> [Exercise goal] Write the data below out exactly as it stands. Do not include the pictures.

> [Records for this task]

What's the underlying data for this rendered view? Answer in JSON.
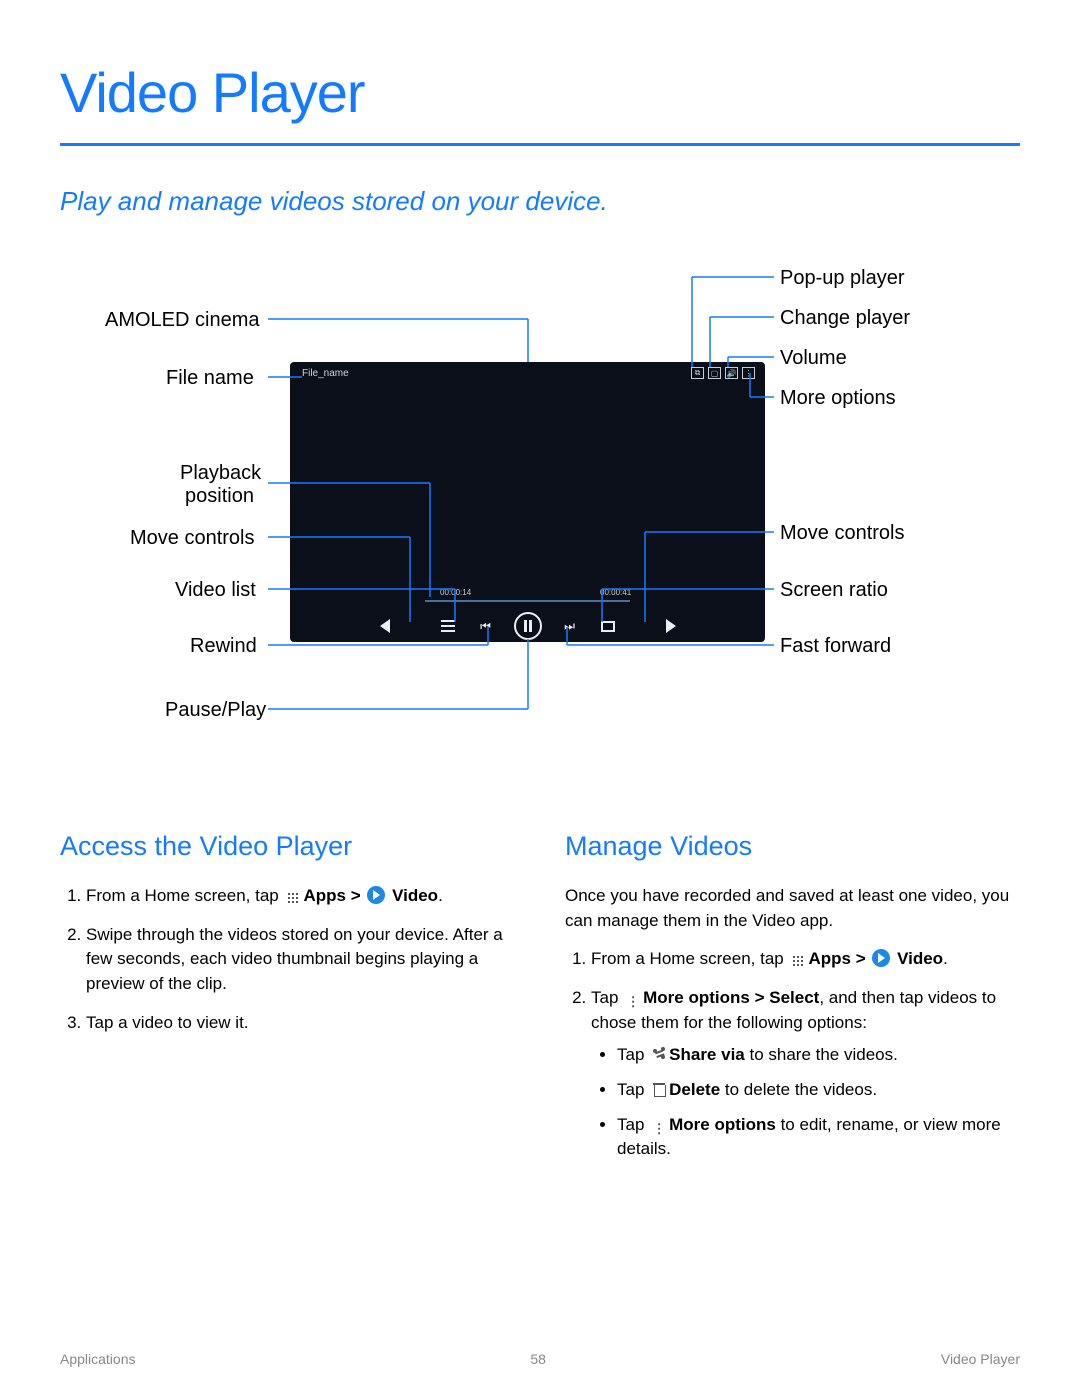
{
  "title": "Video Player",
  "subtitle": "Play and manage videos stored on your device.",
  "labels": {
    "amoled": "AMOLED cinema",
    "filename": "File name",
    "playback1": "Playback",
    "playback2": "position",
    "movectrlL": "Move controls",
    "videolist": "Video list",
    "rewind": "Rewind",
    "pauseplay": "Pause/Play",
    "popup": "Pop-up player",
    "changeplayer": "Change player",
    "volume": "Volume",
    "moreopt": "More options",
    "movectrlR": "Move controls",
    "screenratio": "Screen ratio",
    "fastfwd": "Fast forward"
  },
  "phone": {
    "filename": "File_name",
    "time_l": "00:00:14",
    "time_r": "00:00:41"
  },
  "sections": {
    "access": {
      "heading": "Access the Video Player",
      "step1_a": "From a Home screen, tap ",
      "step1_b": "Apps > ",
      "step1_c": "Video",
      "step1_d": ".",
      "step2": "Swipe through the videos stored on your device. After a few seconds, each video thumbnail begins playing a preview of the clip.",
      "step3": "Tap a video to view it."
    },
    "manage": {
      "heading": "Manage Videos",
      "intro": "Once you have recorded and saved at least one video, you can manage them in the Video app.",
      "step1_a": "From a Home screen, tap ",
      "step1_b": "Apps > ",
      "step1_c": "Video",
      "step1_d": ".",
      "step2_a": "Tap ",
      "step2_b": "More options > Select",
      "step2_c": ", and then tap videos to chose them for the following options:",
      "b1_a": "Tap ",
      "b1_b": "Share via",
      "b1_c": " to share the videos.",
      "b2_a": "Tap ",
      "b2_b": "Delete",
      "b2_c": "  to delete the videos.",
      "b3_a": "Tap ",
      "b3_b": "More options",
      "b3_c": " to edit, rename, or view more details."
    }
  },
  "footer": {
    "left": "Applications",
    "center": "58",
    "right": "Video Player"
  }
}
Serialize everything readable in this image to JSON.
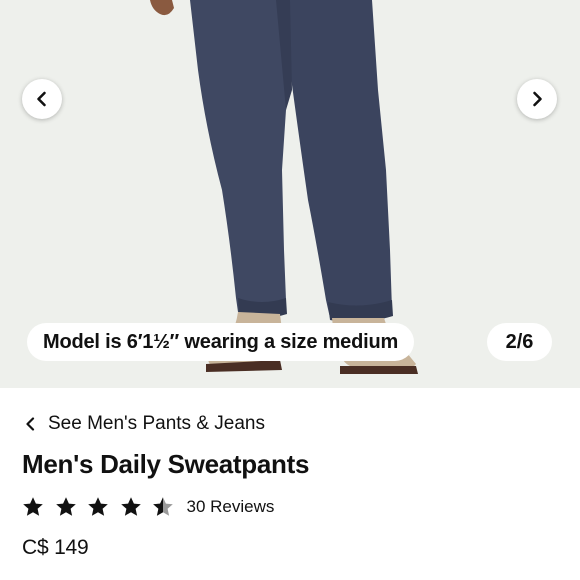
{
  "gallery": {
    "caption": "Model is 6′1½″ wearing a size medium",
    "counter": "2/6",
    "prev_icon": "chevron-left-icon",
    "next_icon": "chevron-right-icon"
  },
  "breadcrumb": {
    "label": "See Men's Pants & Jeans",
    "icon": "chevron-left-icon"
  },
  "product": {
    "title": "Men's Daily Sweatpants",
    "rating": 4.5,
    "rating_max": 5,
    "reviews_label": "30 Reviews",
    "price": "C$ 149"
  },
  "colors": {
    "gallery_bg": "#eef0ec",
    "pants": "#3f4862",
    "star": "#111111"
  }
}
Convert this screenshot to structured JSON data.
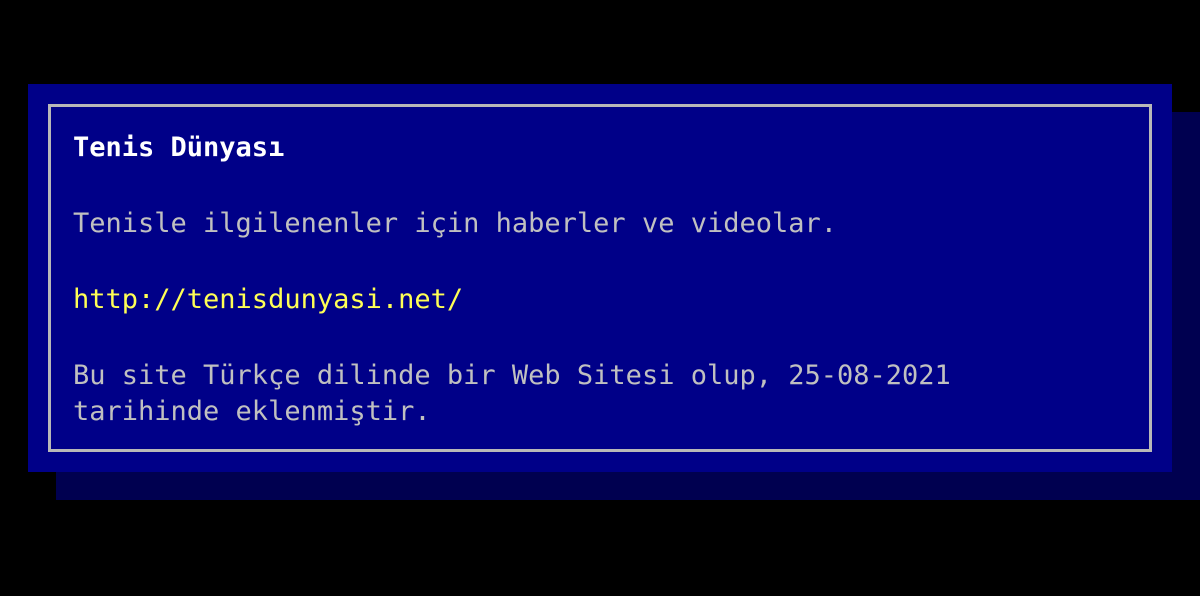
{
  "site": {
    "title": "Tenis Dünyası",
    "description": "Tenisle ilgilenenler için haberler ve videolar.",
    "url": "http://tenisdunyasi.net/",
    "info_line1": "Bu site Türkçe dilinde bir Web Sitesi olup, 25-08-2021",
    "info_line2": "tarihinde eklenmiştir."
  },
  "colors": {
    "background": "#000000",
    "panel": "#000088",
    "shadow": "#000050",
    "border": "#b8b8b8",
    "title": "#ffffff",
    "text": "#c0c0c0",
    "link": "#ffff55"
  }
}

> [Reply to the task]
What's the underlying data for this rendered view? Answer in JSON.
{
  "title": "Video Player",
  "subtitle": "Play and manage videos stored on your device.",
  "labels": {
    "amoled": "AMOLED cinema",
    "filename": "File name",
    "playback1": "Playback",
    "playback2": "position",
    "movectrlL": "Move controls",
    "videolist": "Video list",
    "rewind": "Rewind",
    "pauseplay": "Pause/Play",
    "popup": "Pop-up player",
    "changeplayer": "Change player",
    "volume": "Volume",
    "moreopt": "More options",
    "movectrlR": "Move controls",
    "screenratio": "Screen ratio",
    "fastfwd": "Fast forward"
  },
  "phone": {
    "filename": "File_name",
    "time_l": "00:00:14",
    "time_r": "00:00:41"
  },
  "sections": {
    "access": {
      "heading": "Access the Video Player",
      "step1_a": "From a Home screen, tap ",
      "step1_b": "Apps > ",
      "step1_c": "Video",
      "step1_d": ".",
      "step2": "Swipe through the videos stored on your device. After a few seconds, each video thumbnail begins playing a preview of the clip.",
      "step3": "Tap a video to view it."
    },
    "manage": {
      "heading": "Manage Videos",
      "intro": "Once you have recorded and saved at least one video, you can manage them in the Video app.",
      "step1_a": "From a Home screen, tap ",
      "step1_b": "Apps > ",
      "step1_c": "Video",
      "step1_d": ".",
      "step2_a": "Tap ",
      "step2_b": "More options > Select",
      "step2_c": ", and then tap videos to chose them for the following options:",
      "b1_a": "Tap ",
      "b1_b": "Share via",
      "b1_c": " to share the videos.",
      "b2_a": "Tap ",
      "b2_b": "Delete",
      "b2_c": "  to delete the videos.",
      "b3_a": "Tap ",
      "b3_b": "More options",
      "b3_c": " to edit, rename, or view more details."
    }
  },
  "footer": {
    "left": "Applications",
    "center": "58",
    "right": "Video Player"
  }
}
Serialize everything readable in this image to JSON.
{
  "gallery": {
    "caption": "Model is 6′1½″ wearing a size medium",
    "counter": "2/6",
    "prev_icon": "chevron-left-icon",
    "next_icon": "chevron-right-icon"
  },
  "breadcrumb": {
    "label": "See Men's Pants & Jeans",
    "icon": "chevron-left-icon"
  },
  "product": {
    "title": "Men's Daily Sweatpants",
    "rating": 4.5,
    "rating_max": 5,
    "reviews_label": "30 Reviews",
    "price": "C$ 149"
  },
  "colors": {
    "gallery_bg": "#eef0ec",
    "pants": "#3f4862",
    "star": "#111111"
  }
}
Convert this screenshot to structured JSON data.
{
  "site": {
    "title": "Tenis Dünyası",
    "description": "Tenisle ilgilenenler için haberler ve videolar.",
    "url": "http://tenisdunyasi.net/",
    "info_line1": "Bu site Türkçe dilinde bir Web Sitesi olup, 25-08-2021",
    "info_line2": "tarihinde eklenmiştir."
  },
  "colors": {
    "background": "#000000",
    "panel": "#000088",
    "shadow": "#000050",
    "border": "#b8b8b8",
    "title": "#ffffff",
    "text": "#c0c0c0",
    "link": "#ffff55"
  }
}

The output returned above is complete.